A Father's Legacy: No One Should Lose Their Home
We’ve all been there…living our life day-to-day when suddenly an unexpected challenge or situation comes barreling into our life…and we need help. Whether it’s financial, physical, or emotional, these situations cause us to reach out for support from our friends, family and community.
Mary Lou Goldstein can greatly attest to this kind of situation. When she was a young child, she lost her mother. Although deeply saddened by this loss, she shares that her and her father, William Anthony O’Brien, created a very close bond after this.
Growing up, Mary Lou’s father raised her to be confident and encouraged her to be or do anything she wanted in life. Along these lines, he also taught her about the value of working hard and helping others. Mary Lou shared that when her father was a child, his family lost their home because of financial hardship. They eventually got back on their feet, but the experience stayed with him for the rest of his life.
“My father always told me, ‘No one should ever lose their home.’ He also told me he wanted me to find out the best way to use our blessings to help others,” she said.
Many years after he passed away, Mary Lou reached out to St. Vincent de Paul to set up a fund in honor of her father. She wanted to see this fund, aptly named the ‘William Anthony O’Brien Fund,’ help those in need ‘at the moment.’ She truly believes, as did her father, that life’s challenges can happen to anyone at anytime.
“You never know when you may need a little bit of help to either stay in your home or get back on your feet,” she said.
But why St. Vincent de Paul? Mary Lou shared that growing up, her and her father had known about the work of St. Vincent de Paul. And she knew that there are many living in Arizona who work hard and support their families, but sometimes need a little lift – like Richard and Roshon.
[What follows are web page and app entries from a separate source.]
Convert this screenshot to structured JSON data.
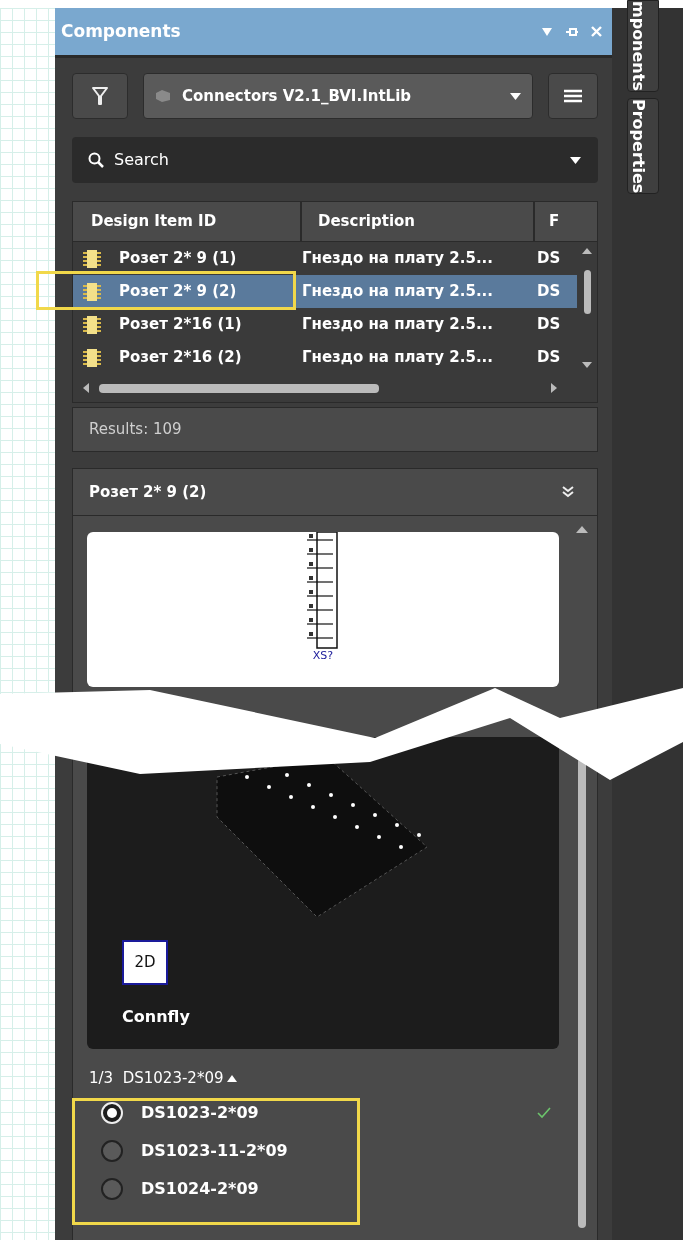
{
  "panel": {
    "title": "Components"
  },
  "library": {
    "value": "Connectors V2.1_BVI.IntLib"
  },
  "search": {
    "placeholder": "Search"
  },
  "table": {
    "columns": [
      "Design Item ID",
      "Description",
      "F"
    ],
    "rows": [
      {
        "cells": [
          "Розет 2* 9  (1)",
          "Гнездо на плату 2.5...",
          "DS"
        ],
        "selected": false
      },
      {
        "cells": [
          "Розет 2* 9  (2)",
          "Гнездо на плату 2.5...",
          "DS"
        ],
        "selected": true
      },
      {
        "cells": [
          "Розет 2*16  (1)",
          "Гнездо на плату 2.5...",
          "DS"
        ],
        "selected": false
      },
      {
        "cells": [
          "Розет 2*16  (2)",
          "Гнездо на плату 2.5...",
          "DS"
        ],
        "selected": false
      }
    ]
  },
  "results": "Results: 109",
  "details": {
    "title": "Розет 2* 9  (2)",
    "symbol_label": "XS?",
    "view_button": "2D",
    "manufacturer": "Connfly",
    "variant_header": "1/3  DS1023-2*09",
    "variants": [
      {
        "label": "DS1023-2*09",
        "selected": true,
        "current": true
      },
      {
        "label": "DS1023-11-2*09",
        "selected": false,
        "current": false
      },
      {
        "label": "DS1024-2*09",
        "selected": false,
        "current": false
      }
    ]
  },
  "side_tabs": [
    "mponents",
    "Properties"
  ]
}
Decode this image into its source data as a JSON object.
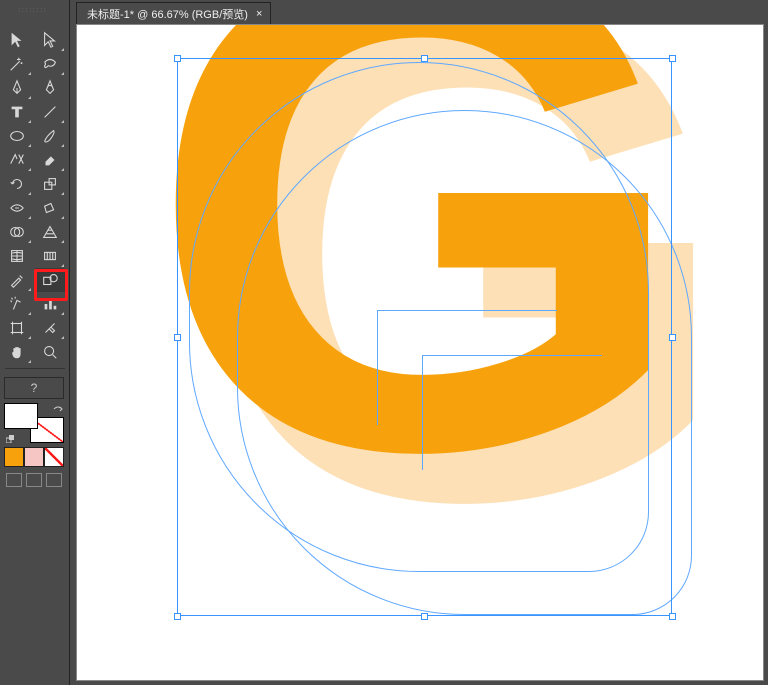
{
  "tab": {
    "title": "未标题-1* @ 66.67% (RGB/预览)",
    "close": "×"
  },
  "toolbar": {
    "help": "?",
    "tools": [
      "selection",
      "direct-select",
      "magic-wand",
      "lasso",
      "pen",
      "curvature",
      "type",
      "line",
      "rectangle",
      "paintbrush",
      "shaper",
      "eraser",
      "rotate",
      "scale",
      "width",
      "free-transform",
      "shape-builder",
      "perspective",
      "mesh",
      "gradient",
      "eyedropper",
      "blend",
      "symbol-sprayer",
      "column-graph",
      "artboard",
      "slice",
      "hand",
      "zoom"
    ]
  },
  "highlight_tool": "blend",
  "canvas": {
    "letter": "G",
    "fill_color": "#f7a20d",
    "shadow_color": "#fde0b5"
  },
  "swatches": {
    "active": "#f7a20d",
    "secondary": "#f5c6c3"
  }
}
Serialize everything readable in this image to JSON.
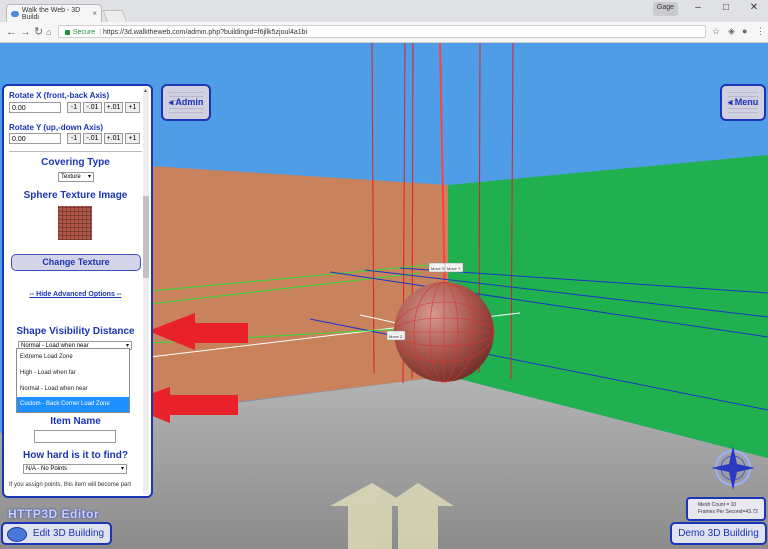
{
  "browser": {
    "tab_title": "Walk the Web - 3D Buildi",
    "tab_close": "×",
    "window_label": "Gage",
    "window_min": "–",
    "window_max": "□",
    "window_close": "✕",
    "secure_label": "Secure",
    "url": "https://3d.walktheweb.com/admin.php?buildingid=f6jllk5zjoul4a1bi"
  },
  "panel": {
    "rotate_x_label": "Rotate X (front,-back Axis)",
    "rotate_x_value": "0.00",
    "rotate_y_label": "Rotate Y (up,-down Axis)",
    "rotate_y_value": "0.00",
    "step_buttons": [
      "-1",
      "-.01",
      "+.01",
      "+1"
    ],
    "covering_type_heading": "Covering Type",
    "covering_type_value": "Texture",
    "sphere_texture_heading": "Sphere Texture Image",
    "change_texture_label": "Change Texture",
    "hide_advanced_label": "-- Hide Advanced Options --",
    "visibility_heading": "Shape Visibility Distance",
    "visibility_selected": "Normal - Load when near",
    "item_name_heading": "Item Name",
    "how_hard_heading": "How hard is it to find?",
    "points_value": "N/A - No Points",
    "note": "If you assign points, this item will become part"
  },
  "visibility_options": [
    "Extreme Load Zone",
    "High - Load when far",
    "Normal - Load when near",
    "Custom - Back Corner Load Zone"
  ],
  "scene": {
    "move_labels": [
      "Move X",
      "Move Y",
      "Move Z"
    ]
  },
  "buttons": {
    "admin": "Admin",
    "menu": "Menu",
    "edit_building": "Edit 3D Building",
    "demo_building": "Demo 3D Building"
  },
  "status": {
    "mesh_count": "Mesh Count = 10",
    "fps": "Frames Per Second=43.72"
  },
  "brand": "HTTP3D Editor",
  "colors": {
    "panel_border": "#1a35b5",
    "arrow_red": "#e8212b",
    "wall_left": "#c8825c",
    "wall_right": "#21b04f",
    "sky": "#4f9de6"
  }
}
Richard, a truck driver, and Roshon, a certified nursing assistant, were happily raising their five children in Peoria a year ago, when suddenly Richard was involved in a car accident. His injuries were minimal but they were about to receive some life-changing news. While going through routine medical tests immediately after the accident, the doctors discovered a cyst on Richard’s brain, unrelated to the accident. This cyst started causing seizures and blackouts. He had to leave his job and begin the long road of applying for disability. Pregnant at the time, Roshon had to go back to work, but didn’t make as much as her husband did. After several months of living check to check, the family was facing eviction. They lived in a trailer home and the air conditioning broke. Roshon said they were afraid to ask the landlord to fix it because they didn’t want to risk losing their home.
So they sought help from St. Vincent de Paul, and thanks to the William Anthony O’Brien Fund, we were able to step in. SVdP staff member Janie Fulks helped Richard and Roshon pay their rent and she even called and spoke with the landlord, to help speed up the process of not only removing the eviction notice, but requested they fix the air conditioning as soon as possible.
“That assistance helped in a major way. We probably would have faced eviction. I’ve never had to ask anyone for help like that before. It really was a last resort…and a blessing. I don’t know where we would be if [SVdP] didn’t help us,” Roshon said.
Roshon shared that since that time, they are doing so much better. After having her daughter last October, she has since gone back to work.
This isn’t a one-time scenario. Every day, families in Arizona face these life-changing situations and many feel as if they have nowhere to turn. We are so thankful for generous donors like Mary Lou and her late father, William Anthony O’Brien, who help working families survive these unexpected setbacks.
There are many ways you can donate:
- Call 602-266-GIVE to give by phone
- Donate online here
- Send a check to ‘The William Anthony O’Brien Fund’ c/o St. Vincent de Paul P.O. Box 13600 Phoenix, AZ 85002-3600
A box of nourishment for hard times
Sandra and her family are thankful for the visits and food they receive from Vincentian volunteers
Healing body and soul
In a quiet moment, a shelter resident shows how SVdP heals spirits as much as it heals ives